SOURCE MATERIAL Start Marker
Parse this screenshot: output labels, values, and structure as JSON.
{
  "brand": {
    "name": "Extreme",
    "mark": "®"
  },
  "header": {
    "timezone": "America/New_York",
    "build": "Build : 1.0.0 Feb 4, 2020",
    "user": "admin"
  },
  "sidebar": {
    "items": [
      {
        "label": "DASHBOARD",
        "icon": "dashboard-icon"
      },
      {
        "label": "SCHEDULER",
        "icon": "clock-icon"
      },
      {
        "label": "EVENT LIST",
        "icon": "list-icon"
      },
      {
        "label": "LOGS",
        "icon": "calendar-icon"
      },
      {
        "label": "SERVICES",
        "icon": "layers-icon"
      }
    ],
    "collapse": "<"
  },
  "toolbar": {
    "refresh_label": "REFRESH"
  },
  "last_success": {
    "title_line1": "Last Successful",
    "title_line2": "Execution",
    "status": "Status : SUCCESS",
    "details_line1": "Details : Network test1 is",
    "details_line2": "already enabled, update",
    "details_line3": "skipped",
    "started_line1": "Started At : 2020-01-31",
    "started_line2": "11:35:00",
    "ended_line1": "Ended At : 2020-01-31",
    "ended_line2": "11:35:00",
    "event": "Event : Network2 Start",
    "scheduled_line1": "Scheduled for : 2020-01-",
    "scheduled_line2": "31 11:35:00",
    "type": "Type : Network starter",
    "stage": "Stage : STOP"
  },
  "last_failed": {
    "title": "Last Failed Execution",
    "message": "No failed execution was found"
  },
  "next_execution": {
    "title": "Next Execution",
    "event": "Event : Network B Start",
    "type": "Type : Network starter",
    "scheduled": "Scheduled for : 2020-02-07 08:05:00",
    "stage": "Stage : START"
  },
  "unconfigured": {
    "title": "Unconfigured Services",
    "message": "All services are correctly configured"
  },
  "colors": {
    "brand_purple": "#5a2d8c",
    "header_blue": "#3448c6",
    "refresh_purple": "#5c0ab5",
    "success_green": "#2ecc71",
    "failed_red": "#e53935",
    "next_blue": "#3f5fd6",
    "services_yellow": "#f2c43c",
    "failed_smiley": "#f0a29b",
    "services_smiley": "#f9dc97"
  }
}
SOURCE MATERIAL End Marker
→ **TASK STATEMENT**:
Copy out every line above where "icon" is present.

→ **REPLY**:
        "icon": "dashboard-icon"
        "icon": "clock-icon"
        "icon": "list-icon"
        "icon": "calendar-icon"
        "icon": "layers-icon"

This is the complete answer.